──────── Raw data
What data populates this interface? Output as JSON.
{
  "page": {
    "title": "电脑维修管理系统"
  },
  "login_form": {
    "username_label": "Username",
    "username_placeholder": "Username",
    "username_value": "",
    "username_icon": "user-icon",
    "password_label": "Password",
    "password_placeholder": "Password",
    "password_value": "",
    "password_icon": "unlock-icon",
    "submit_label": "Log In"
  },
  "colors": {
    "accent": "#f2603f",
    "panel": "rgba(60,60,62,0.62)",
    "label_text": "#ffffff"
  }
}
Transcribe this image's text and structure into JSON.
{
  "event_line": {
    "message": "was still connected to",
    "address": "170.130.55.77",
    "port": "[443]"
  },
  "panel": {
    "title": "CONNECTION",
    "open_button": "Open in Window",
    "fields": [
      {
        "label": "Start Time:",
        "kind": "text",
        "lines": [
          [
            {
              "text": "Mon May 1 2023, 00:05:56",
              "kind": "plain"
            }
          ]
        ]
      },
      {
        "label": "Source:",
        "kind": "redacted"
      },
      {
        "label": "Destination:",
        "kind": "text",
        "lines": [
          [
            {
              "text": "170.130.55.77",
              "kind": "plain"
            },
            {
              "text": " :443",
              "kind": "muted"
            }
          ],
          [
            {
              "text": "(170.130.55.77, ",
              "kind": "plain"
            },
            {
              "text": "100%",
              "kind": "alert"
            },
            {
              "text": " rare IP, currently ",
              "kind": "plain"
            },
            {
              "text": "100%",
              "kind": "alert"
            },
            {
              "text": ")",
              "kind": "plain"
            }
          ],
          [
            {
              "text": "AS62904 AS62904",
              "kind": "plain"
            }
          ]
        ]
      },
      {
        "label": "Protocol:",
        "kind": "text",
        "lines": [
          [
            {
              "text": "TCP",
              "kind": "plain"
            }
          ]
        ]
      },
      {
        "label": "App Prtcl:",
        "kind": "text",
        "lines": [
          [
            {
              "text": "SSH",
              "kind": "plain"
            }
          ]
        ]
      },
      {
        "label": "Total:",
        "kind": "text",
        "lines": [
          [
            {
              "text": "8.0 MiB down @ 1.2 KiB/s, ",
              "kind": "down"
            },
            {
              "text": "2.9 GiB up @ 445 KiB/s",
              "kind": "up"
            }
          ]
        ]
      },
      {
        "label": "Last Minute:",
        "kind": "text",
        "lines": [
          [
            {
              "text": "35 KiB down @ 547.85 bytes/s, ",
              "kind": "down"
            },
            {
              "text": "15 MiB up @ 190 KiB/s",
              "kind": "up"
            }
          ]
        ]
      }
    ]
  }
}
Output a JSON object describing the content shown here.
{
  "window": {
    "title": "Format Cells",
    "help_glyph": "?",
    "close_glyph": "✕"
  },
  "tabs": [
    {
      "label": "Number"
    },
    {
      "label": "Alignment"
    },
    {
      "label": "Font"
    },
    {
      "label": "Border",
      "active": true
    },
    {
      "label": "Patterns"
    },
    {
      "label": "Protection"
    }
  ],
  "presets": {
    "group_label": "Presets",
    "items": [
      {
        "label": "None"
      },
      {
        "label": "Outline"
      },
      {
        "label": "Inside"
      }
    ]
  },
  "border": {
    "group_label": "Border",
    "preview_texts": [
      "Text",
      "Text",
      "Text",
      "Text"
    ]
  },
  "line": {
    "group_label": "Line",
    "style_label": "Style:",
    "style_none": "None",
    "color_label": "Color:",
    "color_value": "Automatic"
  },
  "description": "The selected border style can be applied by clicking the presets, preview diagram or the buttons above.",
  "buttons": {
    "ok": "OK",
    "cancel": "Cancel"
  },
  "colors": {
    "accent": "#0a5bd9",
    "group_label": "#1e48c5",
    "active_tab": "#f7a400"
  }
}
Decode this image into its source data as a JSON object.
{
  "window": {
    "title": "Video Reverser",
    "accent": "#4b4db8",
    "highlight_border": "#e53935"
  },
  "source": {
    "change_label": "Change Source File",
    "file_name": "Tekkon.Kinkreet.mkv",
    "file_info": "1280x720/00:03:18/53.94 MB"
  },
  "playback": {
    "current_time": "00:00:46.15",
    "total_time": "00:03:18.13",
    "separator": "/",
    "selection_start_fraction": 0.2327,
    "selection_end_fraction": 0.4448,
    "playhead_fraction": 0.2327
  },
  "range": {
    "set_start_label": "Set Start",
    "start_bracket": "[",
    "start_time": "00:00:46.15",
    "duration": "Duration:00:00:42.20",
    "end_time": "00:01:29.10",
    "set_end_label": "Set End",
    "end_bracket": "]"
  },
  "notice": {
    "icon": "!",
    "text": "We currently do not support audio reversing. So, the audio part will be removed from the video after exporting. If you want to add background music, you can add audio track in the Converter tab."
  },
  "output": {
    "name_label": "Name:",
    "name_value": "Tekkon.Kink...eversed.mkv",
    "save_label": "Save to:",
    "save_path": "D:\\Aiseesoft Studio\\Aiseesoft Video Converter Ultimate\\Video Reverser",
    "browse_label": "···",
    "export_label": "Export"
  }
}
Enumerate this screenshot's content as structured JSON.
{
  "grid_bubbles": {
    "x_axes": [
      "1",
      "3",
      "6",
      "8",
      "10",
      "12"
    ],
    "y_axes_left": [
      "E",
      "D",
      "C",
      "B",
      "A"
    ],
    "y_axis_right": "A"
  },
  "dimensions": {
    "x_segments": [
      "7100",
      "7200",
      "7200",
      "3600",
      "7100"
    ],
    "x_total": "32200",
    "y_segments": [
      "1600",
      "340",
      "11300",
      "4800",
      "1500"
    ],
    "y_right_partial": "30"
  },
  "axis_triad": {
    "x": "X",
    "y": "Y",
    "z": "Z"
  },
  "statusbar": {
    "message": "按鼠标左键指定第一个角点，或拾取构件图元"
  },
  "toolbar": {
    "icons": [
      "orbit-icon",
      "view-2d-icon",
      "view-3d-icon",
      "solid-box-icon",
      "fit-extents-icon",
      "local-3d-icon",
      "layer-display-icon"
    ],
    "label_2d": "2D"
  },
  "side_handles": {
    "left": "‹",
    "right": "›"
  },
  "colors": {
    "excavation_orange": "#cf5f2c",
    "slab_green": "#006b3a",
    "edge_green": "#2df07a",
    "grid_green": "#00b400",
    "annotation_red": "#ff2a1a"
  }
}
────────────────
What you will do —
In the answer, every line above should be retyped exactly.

Task answer —
What data populates this interface? Output as JSON.
{
  "page": {
    "title": "电脑维修管理系统"
  },
  "login_form": {
    "username_label": "Username",
    "username_placeholder": "Username",
    "username_value": "",
    "username_icon": "user-icon",
    "password_label": "Password",
    "password_placeholder": "Password",
    "password_value": "",
    "password_icon": "unlock-icon",
    "submit_label": "Log In"
  },
  "colors": {
    "accent": "#f2603f",
    "panel": "rgba(60,60,62,0.62)",
    "label_text": "#ffffff"
  }
}
Transcribe this image's text and structure into JSON.
{
  "event_line": {
    "message": "was still connected to",
    "address": "170.130.55.77",
    "port": "[443]"
  },
  "panel": {
    "title": "CONNECTION",
    "open_button": "Open in Window",
    "fields": [
      {
        "label": "Start Time:",
        "kind": "text",
        "lines": [
          [
            {
              "text": "Mon May 1 2023, 00:05:56",
              "kind": "plain"
            }
          ]
        ]
      },
      {
        "label": "Source:",
        "kind": "redacted"
      },
      {
        "label": "Destination:",
        "kind": "text",
        "lines": [
          [
            {
              "text": "170.130.55.77",
              "kind": "plain"
            },
            {
              "text": " :443",
              "kind": "muted"
            }
          ],
          [
            {
              "text": "(170.130.55.77, ",
              "kind": "plain"
            },
            {
              "text": "100%",
              "kind": "alert"
            },
            {
              "text": " rare IP, currently ",
              "kind": "plain"
            },
            {
              "text": "100%",
              "kind": "alert"
            },
            {
              "text": ")",
              "kind": "plain"
            }
          ],
          [
            {
              "text": "AS62904 AS62904",
              "kind": "plain"
            }
          ]
        ]
      },
      {
        "label": "Protocol:",
        "kind": "text",
        "lines": [
          [
            {
              "text": "TCP",
              "kind": "plain"
            }
          ]
        ]
      },
      {
        "label": "App Prtcl:",
        "kind": "text",
        "lines": [
          [
            {
              "text": "SSH",
              "kind": "plain"
            }
          ]
        ]
      },
      {
        "label": "Total:",
        "kind": "text",
        "lines": [
          [
            {
              "text": "8.0 MiB down @ 1.2 KiB/s, ",
              "kind": "down"
            },
            {
              "text": "2.9 GiB up @ 445 KiB/s",
              "kind": "up"
            }
          ]
        ]
      },
      {
        "label": "Last Minute:",
        "kind": "text",
        "lines": [
          [
            {
              "text": "35 KiB down @ 547.85 bytes/s, ",
              "kind": "down"
            },
            {
              "text": "15 MiB up @ 190 KiB/s",
              "kind": "up"
            }
          ]
        ]
      }
    ]
  }
}
Output a JSON object describing the content shown here.
{
  "window": {
    "title": "Format Cells",
    "help_glyph": "?",
    "close_glyph": "✕"
  },
  "tabs": [
    {
      "label": "Number"
    },
    {
      "label": "Alignment"
    },
    {
      "label": "Font"
    },
    {
      "label": "Border",
      "active": true
    },
    {
      "label": "Patterns"
    },
    {
      "label": "Protection"
    }
  ],
  "presets": {
    "group_label": "Presets",
    "items": [
      {
        "label": "None"
      },
      {
        "label": "Outline"
      },
      {
        "label": "Inside"
      }
    ]
  },
  "border": {
    "group_label": "Border",
    "preview_texts": [
      "Text",
      "Text",
      "Text",
      "Text"
    ]
  },
  "line": {
    "group_label": "Line",
    "style_label": "Style:",
    "style_none": "None",
    "color_label": "Color:",
    "color_value": "Automatic"
  },
  "description": "The selected border style can be applied by clicking the presets, preview diagram or the buttons above.",
  "buttons": {
    "ok": "OK",
    "cancel": "Cancel"
  },
  "colors": {
    "accent": "#0a5bd9",
    "group_label": "#1e48c5",
    "active_tab": "#f7a400"
  }
}
Decode this image into its source data as a JSON object.
{
  "window": {
    "title": "Video Reverser",
    "accent": "#4b4db8",
    "highlight_border": "#e53935"
  },
  "source": {
    "change_label": "Change Source File",
    "file_name": "Tekkon.Kinkreet.mkv",
    "file_info": "1280x720/00:03:18/53.94 MB"
  },
  "playback": {
    "current_time": "00:00:46.15",
    "total_time": "00:03:18.13",
    "separator": "/",
    "selection_start_fraction": 0.2327,
    "selection_end_fraction": 0.4448,
    "playhead_fraction": 0.2327
  },
  "range": {
    "set_start_label": "Set Start",
    "start_bracket": "[",
    "start_time": "00:00:46.15",
    "duration": "Duration:00:00:42.20",
    "end_time": "00:01:29.10",
    "set_end_label": "Set End",
    "end_bracket": "]"
  },
  "notice": {
    "icon": "!",
    "text": "We currently do not support audio reversing. So, the audio part will be removed from the video after exporting. If you want to add background music, you can add audio track in the Converter tab."
  },
  "output": {
    "name_label": "Name:",
    "name_value": "Tekkon.Kink...eversed.mkv",
    "save_label": "Save to:",
    "save_path": "D:\\Aiseesoft Studio\\Aiseesoft Video Converter Ultimate\\Video Reverser",
    "browse_label": "···",
    "export_label": "Export"
  }
}
Enumerate this screenshot's content as structured JSON.
{
  "grid_bubbles": {
    "x_axes": [
      "1",
      "3",
      "6",
      "8",
      "10",
      "12"
    ],
    "y_axes_left": [
      "E",
      "D",
      "C",
      "B",
      "A"
    ],
    "y_axis_right": "A"
  },
  "dimensions": {
    "x_segments": [
      "7100",
      "7200",
      "7200",
      "3600",
      "7100"
    ],
    "x_total": "32200",
    "y_segments": [
      "1600",
      "340",
      "11300",
      "4800",
      "1500"
    ],
    "y_right_partial": "30"
  },
  "axis_triad": {
    "x": "X",
    "y": "Y",
    "z": "Z"
  },
  "statusbar": {
    "message": "按鼠标左键指定第一个角点，或拾取构件图元"
  },
  "toolbar": {
    "icons": [
      "orbit-icon",
      "view-2d-icon",
      "view-3d-icon",
      "solid-box-icon",
      "fit-extents-icon",
      "local-3d-icon",
      "layer-display-icon"
    ],
    "label_2d": "2D"
  },
  "side_handles": {
    "left": "‹",
    "right": "›"
  },
  "colors": {
    "excavation_orange": "#cf5f2c",
    "slab_green": "#006b3a",
    "edge_green": "#2df07a",
    "grid_green": "#00b400",
    "annotation_red": "#ff2a1a"
  }
}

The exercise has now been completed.